Today’s blog comes to you courtesy of Lydia, our marketing manager. Two years ago she applied for the position as she was newly married and they had recently relocated from Ontario for her husband’s new job. In checking her references, her previous Ontario employer had only good things to say about her, and at the end of the call she said “hire this young woman, she is a person of exceptional character”, which sealed the deal for me. Even though she had no farming knowledge whatsoever and didn’t know Abbotsford, BC from Abbotsford, Australia, I knew we could teach her those things, but you can never teach someone to have exceptional character. As it turns out, she’s very good at marketing too!
Fast forward two years, and to say that Lydia’s learning curve has been steep is an understatement but I’m so thankful we found each other! I’m always delighted to teach her something new about farming, and so asked her if she would write her “Top Ten Things I’ve Learnt since moving to Abbotsford”. You already enjoy her lovely photography and excellent marketing talents, so please take the time to get to know the Lydia behind the lens!
Here are 10 things that I, Lydia, have learned working with the Lepps for the past 2 years.

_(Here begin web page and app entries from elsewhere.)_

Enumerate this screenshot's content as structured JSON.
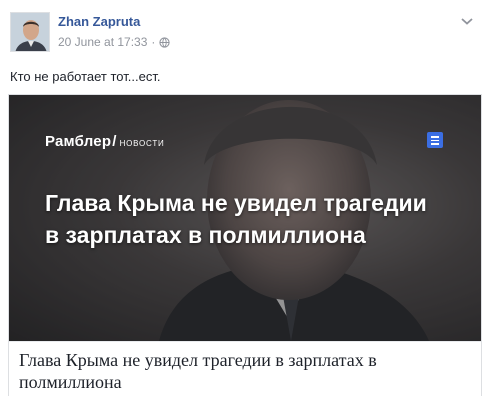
{
  "post": {
    "author": "Zhan Zapruta",
    "timestamp": "20 June at 17:33",
    "separator": "·",
    "privacy_icon": "globe-icon",
    "text": "Кто не работает тот...ест."
  },
  "link_card": {
    "brand": {
      "name": "Рамблер",
      "slash": "/",
      "section": "НОВОСТИ"
    },
    "image_headline": "Глава Крыма не увидел трагедии в зарплатах в полмиллиона",
    "title": "Глава Крыма не увидел трагедии в зарплатах в полмиллиона",
    "accent_color": "#3b6ee3"
  },
  "colors": {
    "author_link": "#365899",
    "meta_text": "#90949c"
  }
}
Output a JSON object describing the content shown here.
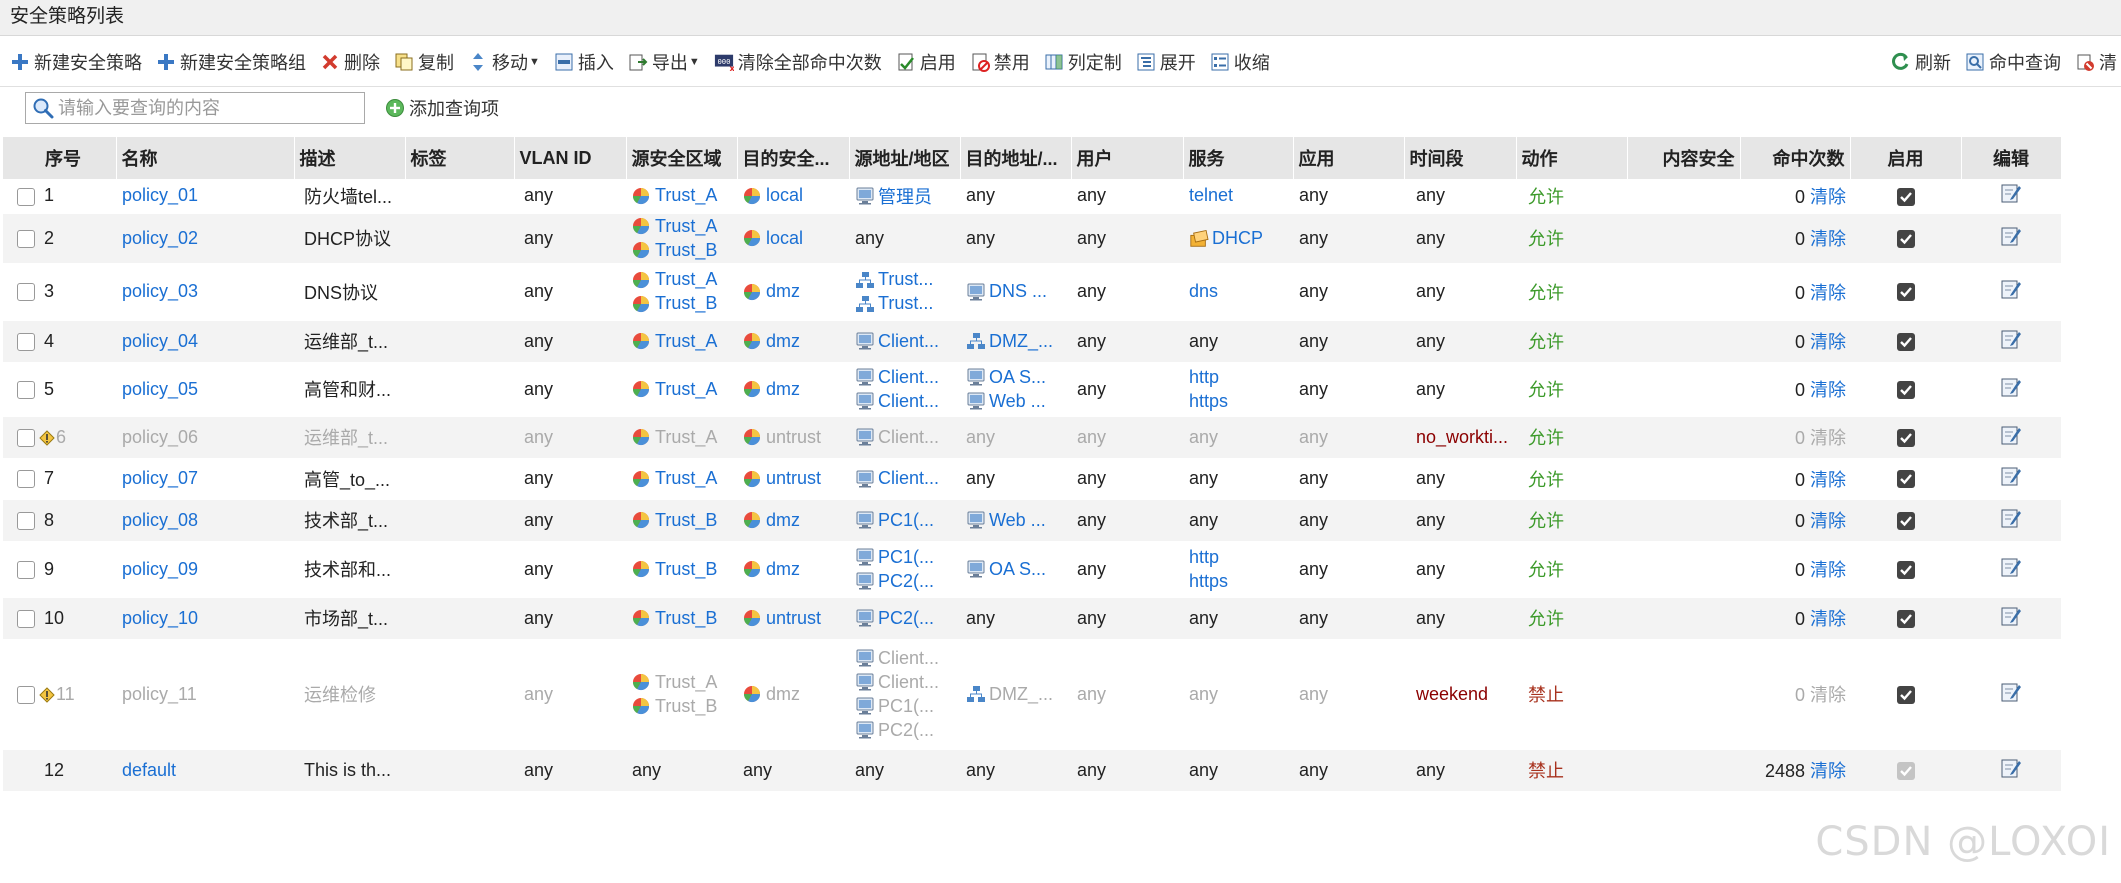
{
  "window": {
    "title": "安全策略列表"
  },
  "toolbar": {
    "left": [
      {
        "label": "新建安全策略",
        "icon": "plus-icon",
        "dropdown": false
      },
      {
        "label": "新建安全策略组",
        "icon": "plus-icon",
        "dropdown": false
      },
      {
        "label": "删除",
        "icon": "delete-icon",
        "dropdown": false
      },
      {
        "label": "复制",
        "icon": "copy-icon",
        "dropdown": false
      },
      {
        "label": "移动",
        "icon": "move-icon",
        "dropdown": true
      },
      {
        "label": "插入",
        "icon": "insert-icon",
        "dropdown": false
      },
      {
        "label": "导出",
        "icon": "export-icon",
        "dropdown": true
      },
      {
        "label": "清除全部命中次数",
        "icon": "clear-hits-icon",
        "dropdown": false
      },
      {
        "label": "启用",
        "icon": "enable-icon",
        "dropdown": false
      },
      {
        "label": "禁用",
        "icon": "disable-icon",
        "dropdown": false
      },
      {
        "label": "列定制",
        "icon": "columns-icon",
        "dropdown": false
      },
      {
        "label": "展开",
        "icon": "expand-icon",
        "dropdown": false
      },
      {
        "label": "收缩",
        "icon": "collapse-icon",
        "dropdown": false
      }
    ],
    "right": [
      {
        "label": "刷新",
        "icon": "refresh-icon"
      },
      {
        "label": "命中查询",
        "icon": "hit-query-icon"
      },
      {
        "label": "清",
        "icon": "clear-icon"
      }
    ]
  },
  "search": {
    "placeholder": "请输入要查询的内容",
    "add_query_label": "添加查询项"
  },
  "columns": [
    "序号",
    "名称",
    "描述",
    "标签",
    "VLAN ID",
    "源安全区域",
    "目的安全...",
    "源地址/地区",
    "目的地址/...",
    "用户",
    "服务",
    "应用",
    "时间段",
    "动作",
    "内容安全",
    "命中次数",
    "启用",
    "编辑"
  ],
  "rows": [
    {
      "id": "1",
      "name": "policy_01",
      "desc": "防火墙tel...",
      "tag": "",
      "vlan": "any",
      "src_zone": [
        {
          "text": "Trust_A",
          "icon": "zone-icon"
        }
      ],
      "dst_zone": [
        {
          "text": "local",
          "icon": "zone-icon"
        }
      ],
      "src_addr": [
        {
          "text": "管理员",
          "icon": "host-icon",
          "link": true
        }
      ],
      "dst_addr": [
        {
          "text": "any"
        }
      ],
      "user": "any",
      "service": [
        {
          "text": "telnet",
          "link": true
        }
      ],
      "app": "any",
      "time": "any",
      "time_red": false,
      "action": "允许",
      "action_type": "allow",
      "hits": "0",
      "clear": "清除",
      "enabled": true,
      "disabled_row": false,
      "warn": false,
      "height": 34
    },
    {
      "id": "2",
      "name": "policy_02",
      "desc": "DHCP协议",
      "tag": "",
      "vlan": "any",
      "src_zone": [
        {
          "text": "Trust_A",
          "icon": "zone-icon"
        },
        {
          "text": "Trust_B",
          "icon": "zone-icon"
        }
      ],
      "dst_zone": [
        {
          "text": "local",
          "icon": "zone-icon"
        }
      ],
      "src_addr": [
        {
          "text": "any"
        }
      ],
      "dst_addr": [
        {
          "text": "any"
        }
      ],
      "user": "any",
      "service": [
        {
          "text": "DHCP",
          "icon": "service-icon",
          "link": true
        }
      ],
      "app": "any",
      "time": "any",
      "time_red": false,
      "action": "允许",
      "action_type": "allow",
      "hits": "0",
      "clear": "清除",
      "enabled": true,
      "disabled_row": false,
      "warn": false,
      "height": 48
    },
    {
      "id": "3",
      "name": "policy_03",
      "desc": "DNS协议",
      "tag": "",
      "vlan": "any",
      "src_zone": [
        {
          "text": "Trust_A",
          "icon": "zone-icon"
        },
        {
          "text": "Trust_B",
          "icon": "zone-icon"
        }
      ],
      "dst_zone": [
        {
          "text": "dmz",
          "icon": "zone-icon"
        }
      ],
      "src_addr": [
        {
          "text": "Trust...",
          "icon": "network-icon",
          "link": true
        },
        {
          "text": "Trust...",
          "icon": "network-icon",
          "link": true
        }
      ],
      "dst_addr": [
        {
          "text": "DNS ...",
          "icon": "host-icon",
          "link": true
        }
      ],
      "user": "any",
      "service": [
        {
          "text": "dns",
          "link": true
        }
      ],
      "app": "any",
      "time": "any",
      "time_red": false,
      "action": "允许",
      "action_type": "allow",
      "hits": "0",
      "clear": "清除",
      "enabled": true,
      "disabled_row": false,
      "warn": false,
      "height": 57
    },
    {
      "id": "4",
      "name": "policy_04",
      "desc": "运维部_t...",
      "tag": "",
      "vlan": "any",
      "src_zone": [
        {
          "text": "Trust_A",
          "icon": "zone-icon"
        }
      ],
      "dst_zone": [
        {
          "text": "dmz",
          "icon": "zone-icon"
        }
      ],
      "src_addr": [
        {
          "text": "Client...",
          "icon": "host-icon",
          "link": true
        }
      ],
      "dst_addr": [
        {
          "text": "DMZ_...",
          "icon": "network-icon",
          "link": true
        }
      ],
      "user": "any",
      "service": [
        {
          "text": "any"
        }
      ],
      "app": "any",
      "time": "any",
      "time_red": false,
      "action": "允许",
      "action_type": "allow",
      "hits": "0",
      "clear": "清除",
      "enabled": true,
      "disabled_row": false,
      "warn": false,
      "height": 42
    },
    {
      "id": "5",
      "name": "policy_05",
      "desc": "高管和财...",
      "tag": "",
      "vlan": "any",
      "src_zone": [
        {
          "text": "Trust_A",
          "icon": "zone-icon"
        }
      ],
      "dst_zone": [
        {
          "text": "dmz",
          "icon": "zone-icon"
        }
      ],
      "src_addr": [
        {
          "text": "Client...",
          "icon": "host-icon",
          "link": true
        },
        {
          "text": "Client...",
          "icon": "host-icon",
          "link": true
        }
      ],
      "dst_addr": [
        {
          "text": "OA S...",
          "icon": "host-icon",
          "link": true
        },
        {
          "text": "Web ...",
          "icon": "host-icon",
          "link": true
        }
      ],
      "user": "any",
      "service": [
        {
          "text": "http",
          "link": true
        },
        {
          "text": "https",
          "link": true
        }
      ],
      "app": "any",
      "time": "any",
      "time_red": false,
      "action": "允许",
      "action_type": "allow",
      "hits": "0",
      "clear": "清除",
      "enabled": true,
      "disabled_row": false,
      "warn": false,
      "height": 54
    },
    {
      "id": "6",
      "name": "policy_06",
      "desc": "运维部_t...",
      "tag": "",
      "vlan": "any",
      "src_zone": [
        {
          "text": "Trust_A",
          "icon": "zone-icon"
        }
      ],
      "dst_zone": [
        {
          "text": "untrust",
          "icon": "zone-icon"
        }
      ],
      "src_addr": [
        {
          "text": "Client...",
          "icon": "host-icon",
          "link": true
        }
      ],
      "dst_addr": [
        {
          "text": "any"
        }
      ],
      "user": "any",
      "service": [
        {
          "text": "any"
        }
      ],
      "app": "any",
      "time": "no_workti...",
      "time_red": true,
      "action": "允许",
      "action_type": "allow",
      "hits": "0",
      "clear": "清除",
      "enabled": true,
      "disabled_row": true,
      "warn": true,
      "height": 42
    },
    {
      "id": "7",
      "name": "policy_07",
      "desc": "高管_to_...",
      "tag": "",
      "vlan": "any",
      "src_zone": [
        {
          "text": "Trust_A",
          "icon": "zone-icon"
        }
      ],
      "dst_zone": [
        {
          "text": "untrust",
          "icon": "zone-icon"
        }
      ],
      "src_addr": [
        {
          "text": "Client...",
          "icon": "host-icon",
          "link": true
        }
      ],
      "dst_addr": [
        {
          "text": "any"
        }
      ],
      "user": "any",
      "service": [
        {
          "text": "any"
        }
      ],
      "app": "any",
      "time": "any",
      "time_red": false,
      "action": "允许",
      "action_type": "allow",
      "hits": "0",
      "clear": "清除",
      "enabled": true,
      "disabled_row": false,
      "warn": false,
      "height": 41
    },
    {
      "id": "8",
      "name": "policy_08",
      "desc": "技术部_t...",
      "tag": "",
      "vlan": "any",
      "src_zone": [
        {
          "text": "Trust_B",
          "icon": "zone-icon"
        }
      ],
      "dst_zone": [
        {
          "text": "dmz",
          "icon": "zone-icon"
        }
      ],
      "src_addr": [
        {
          "text": "PC1(...",
          "icon": "host-icon",
          "link": true
        }
      ],
      "dst_addr": [
        {
          "text": "Web ...",
          "icon": "host-icon",
          "link": true
        }
      ],
      "user": "any",
      "service": [
        {
          "text": "any"
        }
      ],
      "app": "any",
      "time": "any",
      "time_red": false,
      "action": "允许",
      "action_type": "allow",
      "hits": "0",
      "clear": "清除",
      "enabled": true,
      "disabled_row": false,
      "warn": false,
      "height": 42
    },
    {
      "id": "9",
      "name": "policy_09",
      "desc": "技术部和...",
      "tag": "",
      "vlan": "any",
      "src_zone": [
        {
          "text": "Trust_B",
          "icon": "zone-icon"
        }
      ],
      "dst_zone": [
        {
          "text": "dmz",
          "icon": "zone-icon"
        }
      ],
      "src_addr": [
        {
          "text": "PC1(...",
          "icon": "host-icon",
          "link": true
        },
        {
          "text": "PC2(...",
          "icon": "host-icon",
          "link": true
        }
      ],
      "dst_addr": [
        {
          "text": "OA S...",
          "icon": "host-icon",
          "link": true
        }
      ],
      "user": "any",
      "service": [
        {
          "text": "http",
          "link": true
        },
        {
          "text": "https",
          "link": true
        }
      ],
      "app": "any",
      "time": "any",
      "time_red": false,
      "action": "允许",
      "action_type": "allow",
      "hits": "0",
      "clear": "清除",
      "enabled": true,
      "disabled_row": false,
      "warn": false,
      "height": 56
    },
    {
      "id": "10",
      "name": "policy_10",
      "desc": "市场部_t...",
      "tag": "",
      "vlan": "any",
      "src_zone": [
        {
          "text": "Trust_B",
          "icon": "zone-icon"
        }
      ],
      "dst_zone": [
        {
          "text": "untrust",
          "icon": "zone-icon"
        }
      ],
      "src_addr": [
        {
          "text": "PC2(...",
          "icon": "host-icon",
          "link": true
        }
      ],
      "dst_addr": [
        {
          "text": "any"
        }
      ],
      "user": "any",
      "service": [
        {
          "text": "any"
        }
      ],
      "app": "any",
      "time": "any",
      "time_red": false,
      "action": "允许",
      "action_type": "allow",
      "hits": "0",
      "clear": "清除",
      "enabled": true,
      "disabled_row": false,
      "warn": false,
      "height": 42
    },
    {
      "id": "11",
      "name": "policy_11",
      "desc": "运维检修",
      "tag": "",
      "vlan": "any",
      "src_zone": [
        {
          "text": "Trust_A",
          "icon": "zone-icon"
        },
        {
          "text": "Trust_B",
          "icon": "zone-icon"
        }
      ],
      "dst_zone": [
        {
          "text": "dmz",
          "icon": "zone-icon"
        }
      ],
      "src_addr": [
        {
          "text": "Client...",
          "icon": "host-icon",
          "link": true
        },
        {
          "text": "Client...",
          "icon": "host-icon",
          "link": true
        },
        {
          "text": "PC1(...",
          "icon": "host-icon",
          "link": true
        },
        {
          "text": "PC2(...",
          "icon": "host-icon",
          "link": true
        }
      ],
      "dst_addr": [
        {
          "text": "DMZ_...",
          "icon": "network-icon",
          "link": true
        }
      ],
      "user": "any",
      "service": [
        {
          "text": "any"
        }
      ],
      "app": "any",
      "time": "weekend",
      "time_red": true,
      "action": "禁止",
      "action_type": "deny",
      "hits": "0",
      "clear": "清除",
      "enabled": true,
      "disabled_row": true,
      "warn": true,
      "height": 110
    },
    {
      "id": "12",
      "name": "default",
      "desc": "This is th...",
      "tag": "",
      "vlan": "any",
      "src_zone": [
        {
          "text": "any"
        }
      ],
      "dst_zone": [
        {
          "text": "any"
        }
      ],
      "src_addr": [
        {
          "text": "any"
        }
      ],
      "dst_addr": [
        {
          "text": "any"
        }
      ],
      "user": "any",
      "service": [
        {
          "text": "any"
        }
      ],
      "app": "any",
      "time": "any",
      "time_red": false,
      "action": "禁止",
      "action_type": "deny",
      "hits": "2488",
      "clear": "清除",
      "enabled": true,
      "enabled_grey": true,
      "no_checkbox": true,
      "disabled_row": false,
      "warn": false,
      "height": 42
    }
  ],
  "watermark": "CSDN @LOXOI",
  "colors": {
    "link": "#1a6fd3",
    "allow": "#3c9a2a",
    "deny": "#a8321e",
    "header_bg": "#e6e6e6",
    "stripe_bg": "#f3f3f3"
  }
}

1)Eating Seasonally Tastes Better. It had never occurred to me that fruits and vegetables taste so much better when you eat shortly after they’ve been picked – the same day if you can. I find myself planning my own meals around the seasons more and more since that’s a super simple way of making any dish taste better.
Above: A mid-summer haul from the Lepp’s fields
2) Every fruit and veggie begins it’s life as a flower. I know, I can practically hear you rolling your eyes at this, but as someone who grew up fairly far removed from farming, I’m always amazed to see the beautiful blooms in the fields become a cucumber, or a pepper, or a strawberry.
Above: a cucumber at Lepp Farms with a wilted flower on it’s end.
Above: Strawberries at Lepp Farms in every stage of life. The yellow centre in the flower will grow into the green fruit which turns pale pink and then red as it ripens.
Above: Bell peppers growing in a neighbouring greenhouse here in Abbotsford.
3) Honey comes in many varieties. Depending on what plants the bees were pollinating during honey production, honey can take on different flavours and depths of colour. Pumpkin honey is a deep amber colour, with a rich creamy flavour. Also, if you see “pumpkin honey” on a jar, or any other crop, it doesn’t mean that the honey has been infused with that flavour!
4) Every fruit and veggie has multiple varieties – the ones we are most familiar with are the varieties that can be picked early and store well to travel to their final destination without perishing. The food system that we as consumers have molded, although efficient, has not served good taste very well.
5) Most Chefs secret ingredient is just salt & pepper and something acidic, like lime or vinegar. Seriously. It’s that simple.
6) Farming is a high-risk monetary endeavor! You can do everything right for 8 weeks straight, but if you let your guard down for an afternoon you can lose everything. Or worse, weather can wipe out seeds and hours of work that you’ve paid for, and you have no control of that.
7) Kiwis are grown in Canada! Maybe you knew this, but a kiwi always struck me as a tropical flavour, because it pairs well with pineapple and mango. But it grows right here in Abbotsford in the fall, of all seasons (most farmers harvest them in December) and it’s actually the frost that sweetens them. Fun fact: you can eat their fuzzy skin, and it’s not nearly as gross as it may seem.
8) Turkeys. Remember that Thanksgiving craft for children? Where you make a turkey out of multi-coloured handprints? When I met my first real turkey I honestly thought I would have at least seen a resemblance, but not even close.
9) If a farmer falls behind on any daily tasks in a day they will not be able to catch up in that season! I learned about this while visiting the Lepp’s neighbour’s greenhouse last week as part of #BCGreenHouseVeggieDays. In order for the pepper plants to grow straight upwards around a cord, workers have to guide and twist the plant around the cord every couple of days. And there are hundreds of rows of hundreds of plants to do this to! Talk about tedious work. It’s quite labour intensive, and as I said, if they fall behind there’s just no catching up.
10) You can eat corn raw, and it tastes amazing. I love a grilled, buttery, salted cob of corn as much as the next person, but when you get sweet corn that’s been picked at it’s peak ripeness (like the Lepps do!) you can eat it raw without being disappointed in the least.
In addition to learning about farming, Lydia has also spent the past 2 years learning photography on-the-job while she captures content for our social media & newsletters. You may recognize one of her photos on the cover of this year’s BC Farm Fresh Guide!